Something hasn’t felt quite right since the fall semester started almost a month ago. When I learned about a Wednesday demonstration at central office, I realized what was missing. I’m pleased to report that the school year is now officially in full swing.
The 2007-08 protest season is underway.
The teacher’s union says the district has shut down three early childhood education sites and has consolidated eight classrooms since the state takeover. I’ve left a message for
Jane Nicholson Lynne Rodezno, the director of Early Childhood Education, to verify those facts and seek an explanation, so hopefully I’ll be able to update this post soon.
If anyone has any insight or historical knowledge about this issue, please share it with us.
Here is the release from the Oakland Education Association:
WHAT: TEACHERS AND PARENTS SPEAK OUT TO SAVE OAKLAND’S EARLY CHILDHOOD EDUCATION PROGRAM
WHERE: OUSD School Board Meeting (1025 2nd Avenue, 1st Floor)
WHEN: Wednesday (September 26) 4:30 PM
CONTACT: OEA President Betty Olson-Jones (510-763-4020 x 15; firstname.lastname@example.org)
At this Wednesday’s school board meeting, the Oakland Education Association’s Early Childhood Caucus will join with concerned parents and community members to voice their concerns over the deterioration of Oakland’s Early Childhood Education program.

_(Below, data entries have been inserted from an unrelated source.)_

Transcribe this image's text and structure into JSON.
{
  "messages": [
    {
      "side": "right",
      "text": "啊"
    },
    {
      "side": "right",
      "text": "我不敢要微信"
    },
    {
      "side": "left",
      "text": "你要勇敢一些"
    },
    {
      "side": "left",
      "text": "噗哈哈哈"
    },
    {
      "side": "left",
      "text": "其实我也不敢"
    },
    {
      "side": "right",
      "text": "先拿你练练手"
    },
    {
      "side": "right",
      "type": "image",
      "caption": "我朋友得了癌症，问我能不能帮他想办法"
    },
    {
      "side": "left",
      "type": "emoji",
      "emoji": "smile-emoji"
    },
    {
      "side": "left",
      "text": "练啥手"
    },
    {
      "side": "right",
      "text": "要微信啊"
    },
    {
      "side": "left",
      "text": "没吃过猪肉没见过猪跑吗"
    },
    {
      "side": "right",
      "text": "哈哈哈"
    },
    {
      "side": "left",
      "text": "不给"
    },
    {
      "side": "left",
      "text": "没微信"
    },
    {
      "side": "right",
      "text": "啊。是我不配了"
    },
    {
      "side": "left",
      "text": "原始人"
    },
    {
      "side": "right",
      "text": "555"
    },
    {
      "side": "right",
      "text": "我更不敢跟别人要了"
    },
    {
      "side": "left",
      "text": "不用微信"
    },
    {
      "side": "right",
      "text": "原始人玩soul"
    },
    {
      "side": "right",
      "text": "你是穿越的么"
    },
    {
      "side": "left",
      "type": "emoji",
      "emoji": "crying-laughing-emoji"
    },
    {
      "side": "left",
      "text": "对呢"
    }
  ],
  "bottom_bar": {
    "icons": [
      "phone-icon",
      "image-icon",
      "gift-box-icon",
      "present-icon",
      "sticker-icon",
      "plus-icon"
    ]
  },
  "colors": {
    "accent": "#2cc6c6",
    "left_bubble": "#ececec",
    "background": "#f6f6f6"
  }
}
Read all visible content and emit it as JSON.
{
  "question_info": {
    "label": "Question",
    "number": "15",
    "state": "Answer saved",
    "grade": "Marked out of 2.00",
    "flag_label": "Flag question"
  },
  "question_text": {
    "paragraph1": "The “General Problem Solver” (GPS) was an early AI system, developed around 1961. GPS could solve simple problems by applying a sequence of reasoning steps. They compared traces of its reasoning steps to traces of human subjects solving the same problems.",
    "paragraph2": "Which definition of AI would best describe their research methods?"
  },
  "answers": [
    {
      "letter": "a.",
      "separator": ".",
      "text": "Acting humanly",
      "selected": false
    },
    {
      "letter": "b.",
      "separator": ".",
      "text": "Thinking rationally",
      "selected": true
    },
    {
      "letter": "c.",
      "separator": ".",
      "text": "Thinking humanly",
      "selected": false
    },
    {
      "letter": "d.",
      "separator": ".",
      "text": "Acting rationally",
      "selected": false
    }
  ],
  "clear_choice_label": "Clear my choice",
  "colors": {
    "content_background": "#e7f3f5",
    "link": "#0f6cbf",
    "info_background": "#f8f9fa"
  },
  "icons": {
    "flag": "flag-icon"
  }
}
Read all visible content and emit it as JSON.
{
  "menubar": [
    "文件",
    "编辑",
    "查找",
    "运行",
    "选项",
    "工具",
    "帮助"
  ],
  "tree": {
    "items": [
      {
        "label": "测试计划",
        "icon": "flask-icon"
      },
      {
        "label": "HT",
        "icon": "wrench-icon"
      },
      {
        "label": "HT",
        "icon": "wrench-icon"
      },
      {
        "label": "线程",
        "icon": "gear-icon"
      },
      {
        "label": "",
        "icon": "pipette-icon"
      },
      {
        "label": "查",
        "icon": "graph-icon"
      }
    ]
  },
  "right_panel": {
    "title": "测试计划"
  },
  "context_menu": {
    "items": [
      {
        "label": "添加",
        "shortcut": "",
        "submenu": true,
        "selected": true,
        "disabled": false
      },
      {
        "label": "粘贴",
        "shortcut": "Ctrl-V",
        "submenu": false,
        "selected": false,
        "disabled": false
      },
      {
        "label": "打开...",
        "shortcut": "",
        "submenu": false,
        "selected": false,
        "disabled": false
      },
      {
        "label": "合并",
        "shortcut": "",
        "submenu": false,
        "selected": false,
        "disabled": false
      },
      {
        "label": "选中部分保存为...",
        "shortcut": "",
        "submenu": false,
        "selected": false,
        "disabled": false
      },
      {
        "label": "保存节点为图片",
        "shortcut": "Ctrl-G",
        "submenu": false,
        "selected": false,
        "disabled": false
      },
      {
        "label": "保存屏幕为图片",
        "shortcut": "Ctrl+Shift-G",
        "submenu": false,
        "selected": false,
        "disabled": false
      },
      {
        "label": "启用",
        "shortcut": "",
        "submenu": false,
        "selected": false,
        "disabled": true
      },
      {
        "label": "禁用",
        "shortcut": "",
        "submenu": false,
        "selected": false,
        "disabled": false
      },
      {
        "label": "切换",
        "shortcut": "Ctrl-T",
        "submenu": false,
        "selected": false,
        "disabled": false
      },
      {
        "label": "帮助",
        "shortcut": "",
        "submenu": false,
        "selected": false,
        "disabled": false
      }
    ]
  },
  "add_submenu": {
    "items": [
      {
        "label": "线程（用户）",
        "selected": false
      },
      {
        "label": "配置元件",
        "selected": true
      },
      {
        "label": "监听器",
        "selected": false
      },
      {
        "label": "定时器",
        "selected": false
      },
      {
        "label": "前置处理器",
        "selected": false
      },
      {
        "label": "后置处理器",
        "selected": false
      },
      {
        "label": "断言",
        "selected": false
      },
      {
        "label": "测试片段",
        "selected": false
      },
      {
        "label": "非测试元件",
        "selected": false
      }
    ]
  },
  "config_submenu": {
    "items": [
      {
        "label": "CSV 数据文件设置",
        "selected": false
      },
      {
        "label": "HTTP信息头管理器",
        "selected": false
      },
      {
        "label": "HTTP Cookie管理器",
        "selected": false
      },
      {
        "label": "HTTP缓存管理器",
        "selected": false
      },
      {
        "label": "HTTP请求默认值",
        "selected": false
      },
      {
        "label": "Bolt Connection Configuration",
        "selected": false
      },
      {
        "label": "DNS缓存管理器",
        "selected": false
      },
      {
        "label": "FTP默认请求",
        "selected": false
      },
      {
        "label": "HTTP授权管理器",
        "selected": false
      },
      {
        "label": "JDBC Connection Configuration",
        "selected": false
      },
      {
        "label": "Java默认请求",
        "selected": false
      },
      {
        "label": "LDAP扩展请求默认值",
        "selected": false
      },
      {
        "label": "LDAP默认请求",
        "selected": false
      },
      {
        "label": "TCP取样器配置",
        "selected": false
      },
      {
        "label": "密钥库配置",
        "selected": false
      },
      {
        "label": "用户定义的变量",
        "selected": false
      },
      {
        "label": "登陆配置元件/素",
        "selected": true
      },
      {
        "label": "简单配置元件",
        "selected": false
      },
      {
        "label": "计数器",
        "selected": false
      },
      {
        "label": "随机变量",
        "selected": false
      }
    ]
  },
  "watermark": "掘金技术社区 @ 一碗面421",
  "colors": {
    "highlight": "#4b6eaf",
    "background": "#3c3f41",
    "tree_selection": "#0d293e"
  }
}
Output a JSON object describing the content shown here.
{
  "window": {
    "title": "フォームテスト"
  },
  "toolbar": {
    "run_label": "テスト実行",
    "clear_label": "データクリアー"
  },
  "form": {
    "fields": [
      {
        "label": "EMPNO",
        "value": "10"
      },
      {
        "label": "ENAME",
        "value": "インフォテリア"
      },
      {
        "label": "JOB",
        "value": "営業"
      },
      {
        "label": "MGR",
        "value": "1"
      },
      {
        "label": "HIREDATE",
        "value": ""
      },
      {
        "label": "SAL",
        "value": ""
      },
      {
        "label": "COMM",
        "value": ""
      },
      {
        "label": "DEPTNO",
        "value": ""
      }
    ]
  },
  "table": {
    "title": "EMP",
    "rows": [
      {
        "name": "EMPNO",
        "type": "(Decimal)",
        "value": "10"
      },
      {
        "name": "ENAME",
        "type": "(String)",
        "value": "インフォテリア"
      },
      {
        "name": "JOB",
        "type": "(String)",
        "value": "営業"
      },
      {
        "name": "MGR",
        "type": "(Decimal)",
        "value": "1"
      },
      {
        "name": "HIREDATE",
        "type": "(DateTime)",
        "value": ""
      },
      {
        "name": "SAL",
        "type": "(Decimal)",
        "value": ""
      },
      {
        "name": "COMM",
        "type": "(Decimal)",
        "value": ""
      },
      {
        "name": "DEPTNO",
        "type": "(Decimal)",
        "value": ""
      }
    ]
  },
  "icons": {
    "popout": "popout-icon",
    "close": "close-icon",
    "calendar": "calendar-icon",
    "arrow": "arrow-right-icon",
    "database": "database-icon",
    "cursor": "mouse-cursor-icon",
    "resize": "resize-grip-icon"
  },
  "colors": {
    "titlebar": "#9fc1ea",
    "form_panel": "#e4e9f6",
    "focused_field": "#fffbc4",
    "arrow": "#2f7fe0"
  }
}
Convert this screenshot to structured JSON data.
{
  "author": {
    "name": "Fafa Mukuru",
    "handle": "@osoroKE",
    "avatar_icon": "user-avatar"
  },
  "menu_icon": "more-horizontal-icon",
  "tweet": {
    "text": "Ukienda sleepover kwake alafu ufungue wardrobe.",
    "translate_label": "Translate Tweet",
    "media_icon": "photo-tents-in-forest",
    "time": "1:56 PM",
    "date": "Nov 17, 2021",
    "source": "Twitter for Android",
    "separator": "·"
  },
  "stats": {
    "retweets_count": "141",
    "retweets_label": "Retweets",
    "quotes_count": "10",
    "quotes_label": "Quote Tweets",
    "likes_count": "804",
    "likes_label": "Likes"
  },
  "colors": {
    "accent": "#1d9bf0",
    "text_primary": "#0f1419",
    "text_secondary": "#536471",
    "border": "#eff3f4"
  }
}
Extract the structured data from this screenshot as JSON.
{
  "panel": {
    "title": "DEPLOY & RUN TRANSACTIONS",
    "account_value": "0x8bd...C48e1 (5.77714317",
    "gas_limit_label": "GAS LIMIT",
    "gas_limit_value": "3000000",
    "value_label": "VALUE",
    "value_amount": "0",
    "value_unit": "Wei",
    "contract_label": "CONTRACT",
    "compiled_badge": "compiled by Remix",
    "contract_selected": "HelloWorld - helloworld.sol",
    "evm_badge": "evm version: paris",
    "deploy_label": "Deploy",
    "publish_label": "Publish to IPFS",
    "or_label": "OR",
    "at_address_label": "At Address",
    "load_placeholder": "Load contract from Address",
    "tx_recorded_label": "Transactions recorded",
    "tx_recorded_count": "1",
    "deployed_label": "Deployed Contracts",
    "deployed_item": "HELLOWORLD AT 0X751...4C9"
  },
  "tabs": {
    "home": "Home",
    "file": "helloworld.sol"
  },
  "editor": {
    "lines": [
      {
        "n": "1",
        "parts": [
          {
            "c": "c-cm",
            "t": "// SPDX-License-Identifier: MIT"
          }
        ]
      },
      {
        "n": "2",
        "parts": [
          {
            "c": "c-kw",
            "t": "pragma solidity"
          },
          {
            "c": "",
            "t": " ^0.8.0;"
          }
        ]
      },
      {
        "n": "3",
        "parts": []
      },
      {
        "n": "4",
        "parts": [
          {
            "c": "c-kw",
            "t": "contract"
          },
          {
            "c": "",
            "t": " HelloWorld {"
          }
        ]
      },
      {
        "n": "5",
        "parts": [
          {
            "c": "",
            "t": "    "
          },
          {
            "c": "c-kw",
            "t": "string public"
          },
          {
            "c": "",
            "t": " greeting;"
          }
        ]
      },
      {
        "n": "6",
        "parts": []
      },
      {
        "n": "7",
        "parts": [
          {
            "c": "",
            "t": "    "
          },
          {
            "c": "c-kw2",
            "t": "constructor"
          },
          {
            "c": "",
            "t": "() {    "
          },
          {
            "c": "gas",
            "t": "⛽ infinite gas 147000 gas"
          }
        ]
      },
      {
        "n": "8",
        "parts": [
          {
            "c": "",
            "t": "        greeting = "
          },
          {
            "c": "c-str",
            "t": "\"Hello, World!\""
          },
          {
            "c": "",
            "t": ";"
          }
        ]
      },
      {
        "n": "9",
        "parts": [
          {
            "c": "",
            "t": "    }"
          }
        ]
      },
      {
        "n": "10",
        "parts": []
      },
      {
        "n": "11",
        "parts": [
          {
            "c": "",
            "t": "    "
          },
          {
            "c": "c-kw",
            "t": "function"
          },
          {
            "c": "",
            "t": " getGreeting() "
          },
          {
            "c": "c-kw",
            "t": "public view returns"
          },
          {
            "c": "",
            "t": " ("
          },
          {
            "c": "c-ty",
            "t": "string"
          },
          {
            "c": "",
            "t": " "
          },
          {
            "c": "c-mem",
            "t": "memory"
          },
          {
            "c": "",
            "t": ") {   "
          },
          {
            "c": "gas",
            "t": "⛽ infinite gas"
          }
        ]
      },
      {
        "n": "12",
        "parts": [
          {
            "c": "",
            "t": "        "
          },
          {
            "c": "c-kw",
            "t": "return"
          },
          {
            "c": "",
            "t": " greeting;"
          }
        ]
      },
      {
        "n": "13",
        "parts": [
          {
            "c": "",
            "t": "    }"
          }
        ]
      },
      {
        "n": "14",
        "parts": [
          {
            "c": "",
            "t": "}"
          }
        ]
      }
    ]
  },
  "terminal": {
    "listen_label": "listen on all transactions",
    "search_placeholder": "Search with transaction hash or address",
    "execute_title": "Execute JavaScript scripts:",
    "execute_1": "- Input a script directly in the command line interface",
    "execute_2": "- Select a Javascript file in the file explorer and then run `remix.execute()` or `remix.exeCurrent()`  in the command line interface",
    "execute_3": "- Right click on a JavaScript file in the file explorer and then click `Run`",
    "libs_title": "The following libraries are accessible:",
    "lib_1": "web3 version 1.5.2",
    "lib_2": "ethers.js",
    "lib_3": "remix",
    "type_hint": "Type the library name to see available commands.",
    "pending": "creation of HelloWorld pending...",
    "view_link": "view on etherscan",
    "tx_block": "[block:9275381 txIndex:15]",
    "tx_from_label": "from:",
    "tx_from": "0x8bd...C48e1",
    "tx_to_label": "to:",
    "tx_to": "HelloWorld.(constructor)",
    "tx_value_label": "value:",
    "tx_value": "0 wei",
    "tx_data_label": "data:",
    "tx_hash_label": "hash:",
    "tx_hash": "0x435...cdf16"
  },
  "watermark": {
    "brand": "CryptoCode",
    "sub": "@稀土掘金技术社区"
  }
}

OUSD’s Early Childhood Education program used to set a high bar for programs around the nation with its exemplary programming, high rate of student academic performance, parent education and community relations. But since the state takeover of OUSD, the ECE program has been cut severely: three sites closed; eight classrooms consolidated; more than 20 ECE unit jobs lost.
What’s behind these cuts? Prior to the state takeover, parents were able to go to the early childhood site of choice (usually one near their work or home), fill out an application and have it reviewed and approved on the spot at the site. But under the state administration, the ECE department switched to a centralized intake system. Parents now must go downtown, stand in long lines, and deal with an anonymous and impersonal system. Not surprisingly, many parents have decided to go elsewhere, leading to reduced enrollment.
OEA says: It’s high time that kids, classrooms and quality education for every student were put first. Clearly, that won’t happen under the state takeover.
Restore the cut programs and positions
Restore site-based enrollment
Restore full local control of Oakland public schools
OEA President Betty Olson-Jones (510-763-4020 x 15; email@example.com)